State cracks down on felons getting welfare
LANSING — The Michigan departments of State Police and Human Services say they resolved 1,994 felony arrest warrants during a joint initiative to make sure felons don’t collect welfare.
State law bars some forms of public assistance to ex-cons.
The state said Monday that the departments ran the campaign in January and February.
It says state police cross-checked the names of individuals collecting public assistance against a database of outstanding felony warrants in order to make sure only those who are eligible are receiving public assistance.
Of the 4,562 matches, troopers cleared 800 felony arrest warrants. The state says 1,194 other felony arrest warrants were cleared by other law enforcement agencies or the wanted individual reported to authorities.
Foreign language may be de-emphasized
LANSING — Foreign language studies could be de-emphasized in Michigan under a bill that would drop it as a high school graduation requirement.
Supporters of the change say it would offer more flexibility for students who plan to bypass college for a technical career, The Detroit News reported Monday.
The bill sponsored by state Rep. Phil Potvin, R-Cadillac, would allow students to meet Algebra 2 and foreign language requirements by including computer science instead. The bill is expected to be considered this year by the House Education Committee.

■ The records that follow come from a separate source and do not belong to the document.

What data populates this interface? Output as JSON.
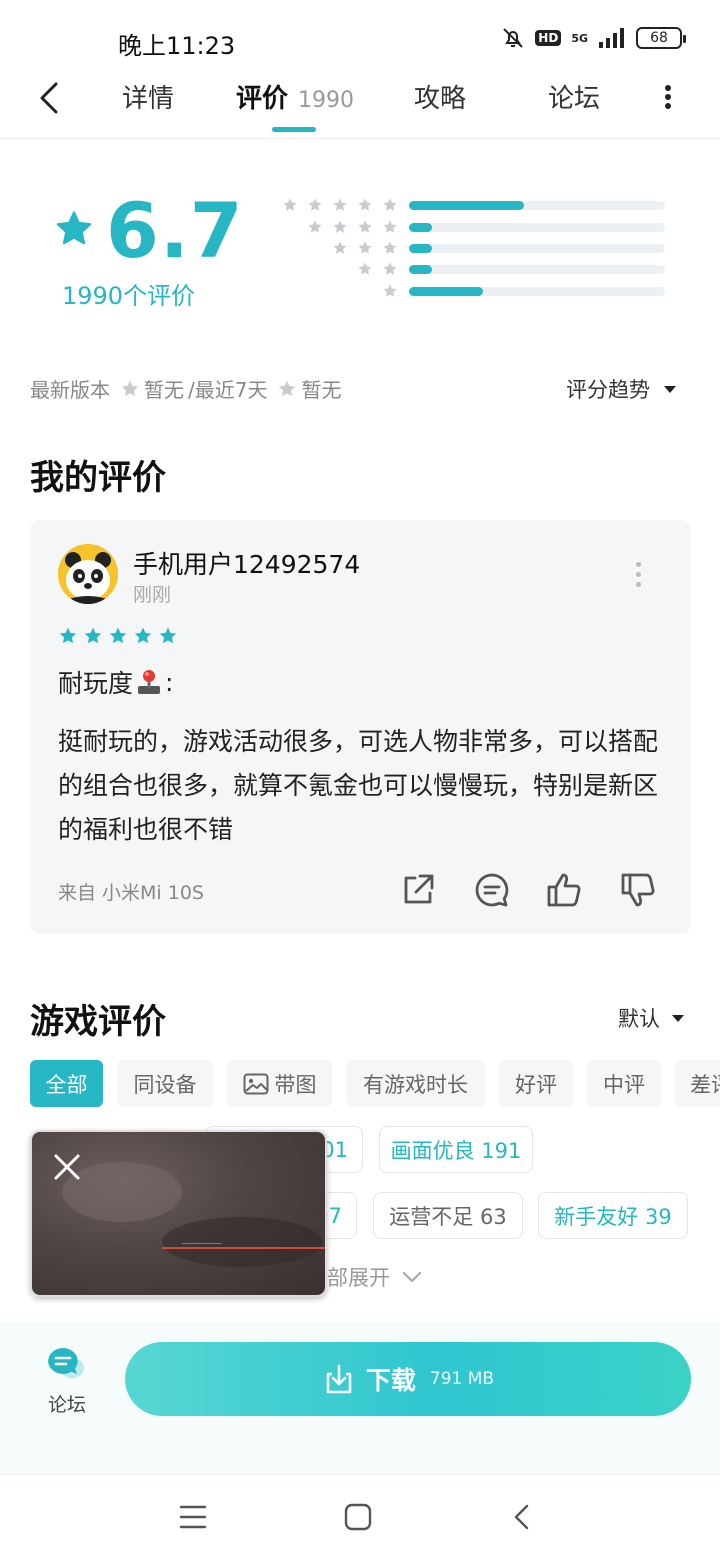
{
  "status_bar": {
    "time": "晚上11:23",
    "hd": "HD",
    "network": "5G",
    "battery": "68"
  },
  "top_nav": {
    "tabs": [
      {
        "label": "详情"
      },
      {
        "label": "评价",
        "count": "1990",
        "active": true
      },
      {
        "label": "攻略"
      },
      {
        "label": "论坛"
      }
    ]
  },
  "rating": {
    "score": "6.7",
    "count_label": "1990个评价",
    "distribution": [
      {
        "stars": 5,
        "fraction": 0.45
      },
      {
        "stars": 4,
        "fraction": 0.09
      },
      {
        "stars": 3,
        "fraction": 0.09
      },
      {
        "stars": 2,
        "fraction": 0.09
      },
      {
        "stars": 1,
        "fraction": 0.29
      }
    ],
    "latest_version_label": "最新版本",
    "latest_version_value": "暂无",
    "recent_label": "/最近7天",
    "recent_value": "暂无",
    "trend_label": "评分趋势"
  },
  "my_review": {
    "section_title": "我的评价",
    "username": "手机用户12492574",
    "time": "刚刚",
    "stars": 5,
    "subtitle": "耐玩度",
    "subtitle_suffix": ":",
    "text": "挺耐玩的，游戏活动很多，可选人物非常多，可以搭配的组合也很多，就算不氪金也可以慢慢玩，特别是新区的福利也很不错",
    "source": "来自 小米Mi 10S"
  },
  "game_reviews": {
    "section_title": "游戏评价",
    "sort_label": "默认",
    "filters": [
      "全部",
      "同设备",
      "带图",
      "有游戏时长",
      "好评",
      "中评",
      "差评"
    ],
    "tags_row1": [
      {
        "label": "01"
      },
      {
        "label": "画面优良 191"
      }
    ],
    "tags_row2": [
      {
        "label": "07"
      },
      {
        "label": "运营不足 63"
      },
      {
        "label": "新手友好 39"
      }
    ],
    "expand_label": "部展开"
  },
  "video": {
    "close_icon": "close-icon"
  },
  "bottom": {
    "forum_label": "论坛",
    "download_label": "下载",
    "download_size": "791 MB"
  },
  "colors": {
    "accent": "#26b6c4",
    "star_grey": "#c8ccd0"
  }
}
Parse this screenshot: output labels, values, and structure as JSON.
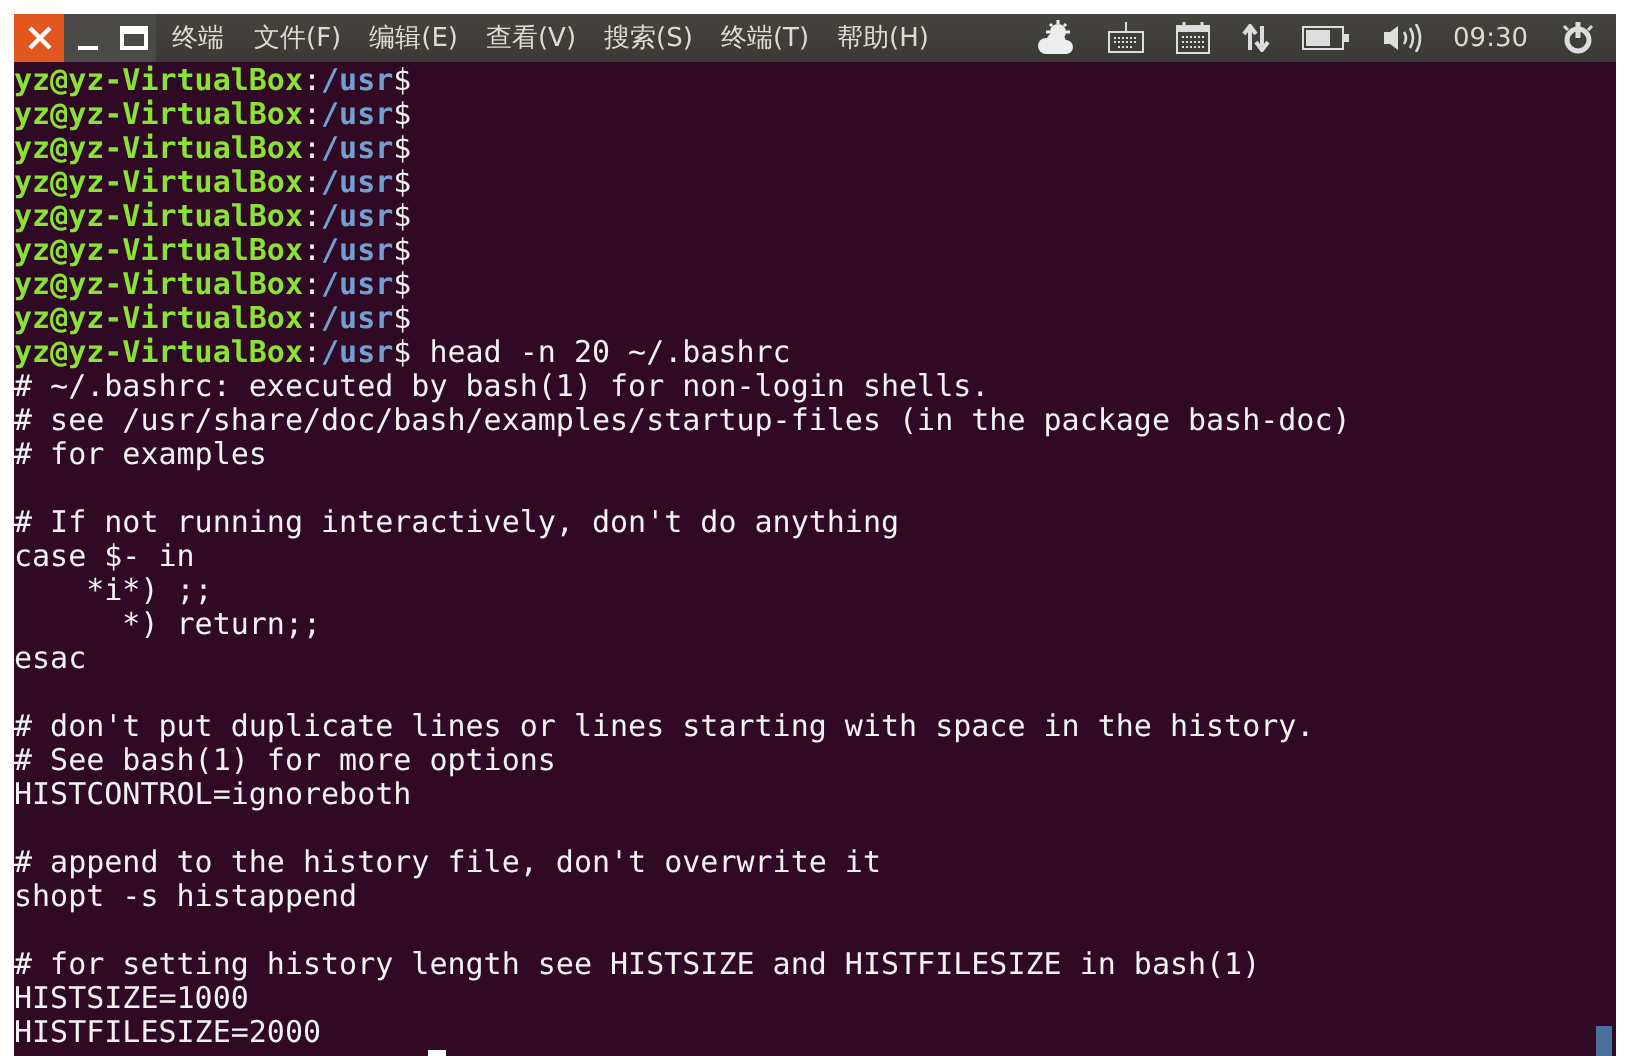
{
  "window": {
    "title": "终端"
  },
  "menu": [
    "文件(F)",
    "编辑(E)",
    "查看(V)",
    "搜索(S)",
    "终端(T)",
    "帮助(H)"
  ],
  "tray": {
    "clock": "09:30"
  },
  "terminal": {
    "lines": [
      {
        "kind": "prompt",
        "segments": [
          {
            "kind": "user",
            "text": "yz@yz-VirtualBox"
          },
          {
            "kind": "plain",
            "text": ":"
          },
          {
            "kind": "path",
            "text": "/usr"
          },
          {
            "kind": "plain",
            "text": "$"
          }
        ]
      },
      {
        "kind": "prompt",
        "segments": [
          {
            "kind": "user",
            "text": "yz@yz-VirtualBox"
          },
          {
            "kind": "plain",
            "text": ":"
          },
          {
            "kind": "path",
            "text": "/usr"
          },
          {
            "kind": "plain",
            "text": "$"
          }
        ]
      },
      {
        "kind": "prompt",
        "segments": [
          {
            "kind": "user",
            "text": "yz@yz-VirtualBox"
          },
          {
            "kind": "plain",
            "text": ":"
          },
          {
            "kind": "path",
            "text": "/usr"
          },
          {
            "kind": "plain",
            "text": "$"
          }
        ]
      },
      {
        "kind": "prompt",
        "segments": [
          {
            "kind": "user",
            "text": "yz@yz-VirtualBox"
          },
          {
            "kind": "plain",
            "text": ":"
          },
          {
            "kind": "path",
            "text": "/usr"
          },
          {
            "kind": "plain",
            "text": "$"
          }
        ]
      },
      {
        "kind": "prompt",
        "segments": [
          {
            "kind": "user",
            "text": "yz@yz-VirtualBox"
          },
          {
            "kind": "plain",
            "text": ":"
          },
          {
            "kind": "path",
            "text": "/usr"
          },
          {
            "kind": "plain",
            "text": "$"
          }
        ]
      },
      {
        "kind": "prompt",
        "segments": [
          {
            "kind": "user",
            "text": "yz@yz-VirtualBox"
          },
          {
            "kind": "plain",
            "text": ":"
          },
          {
            "kind": "path",
            "text": "/usr"
          },
          {
            "kind": "plain",
            "text": "$"
          }
        ]
      },
      {
        "kind": "prompt",
        "segments": [
          {
            "kind": "user",
            "text": "yz@yz-VirtualBox"
          },
          {
            "kind": "plain",
            "text": ":"
          },
          {
            "kind": "path",
            "text": "/usr"
          },
          {
            "kind": "plain",
            "text": "$"
          }
        ]
      },
      {
        "kind": "prompt",
        "segments": [
          {
            "kind": "user",
            "text": "yz@yz-VirtualBox"
          },
          {
            "kind": "plain",
            "text": ":"
          },
          {
            "kind": "path",
            "text": "/usr"
          },
          {
            "kind": "plain",
            "text": "$"
          }
        ]
      },
      {
        "kind": "prompt",
        "segments": [
          {
            "kind": "user",
            "text": "yz@yz-VirtualBox"
          },
          {
            "kind": "plain",
            "text": ":"
          },
          {
            "kind": "path",
            "text": "/usr"
          },
          {
            "kind": "plain",
            "text": "$ head -n 20 ~/.bashrc"
          }
        ]
      },
      {
        "kind": "output",
        "text": "# ~/.bashrc: executed by bash(1) for non-login shells."
      },
      {
        "kind": "output",
        "text": "# see /usr/share/doc/bash/examples/startup-files (in the package bash-doc)"
      },
      {
        "kind": "output",
        "text": "# for examples"
      },
      {
        "kind": "blank"
      },
      {
        "kind": "output",
        "text": "# If not running interactively, don't do anything"
      },
      {
        "kind": "output",
        "text": "case $- in"
      },
      {
        "kind": "output",
        "text": "    *i*) ;;"
      },
      {
        "kind": "output",
        "text": "      *) return;;"
      },
      {
        "kind": "output",
        "text": "esac"
      },
      {
        "kind": "blank"
      },
      {
        "kind": "output",
        "text": "# don't put duplicate lines or lines starting with space in the history."
      },
      {
        "kind": "output",
        "text": "# See bash(1) for more options"
      },
      {
        "kind": "output",
        "text": "HISTCONTROL=ignoreboth"
      },
      {
        "kind": "blank"
      },
      {
        "kind": "output",
        "text": "# append to the history file, don't overwrite it"
      },
      {
        "kind": "output",
        "text": "shopt -s histappend"
      },
      {
        "kind": "blank"
      },
      {
        "kind": "output",
        "text": "# for setting history length see HISTSIZE and HISTFILESIZE in bash(1)"
      },
      {
        "kind": "output",
        "text": "HISTSIZE=1000"
      },
      {
        "kind": "output",
        "text": "HISTFILESIZE=2000"
      }
    ]
  }
}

“Rep. Potvin continues to fully support the role that foreign language can play in the education of our students,” said Jamie Callahan, Potvin’s legislative director. “Many students in Michigan are looking to enter the skilled trades fields instead of going to college.
“Expanding ways to accomplish a student’s educational plan through greater flexibility in the graduation requirements will better prepare them for the next step in their journey.”
The Michigan Department of Education opposes the bill.
“Students, regardless of post-secondary plans, will benefit tremendously with at least one additional language to be competitive in the global marketplace,” spokesman Martin Ackley said.
Currently, students must take foreign language in grades nine through 12 to graduate. Starting with students who entered third grade in 2006, foreign language study counts in grades kindergarten through eight.
The possible change comes as some schools in Michigan offer a focus on bilingual education. Detroit Public Schools, for example, offers a program at the Foreign Language Immersion and Cultural Studies School. Its roughly 660 students learn Japanese, Chinese, Spanish and French.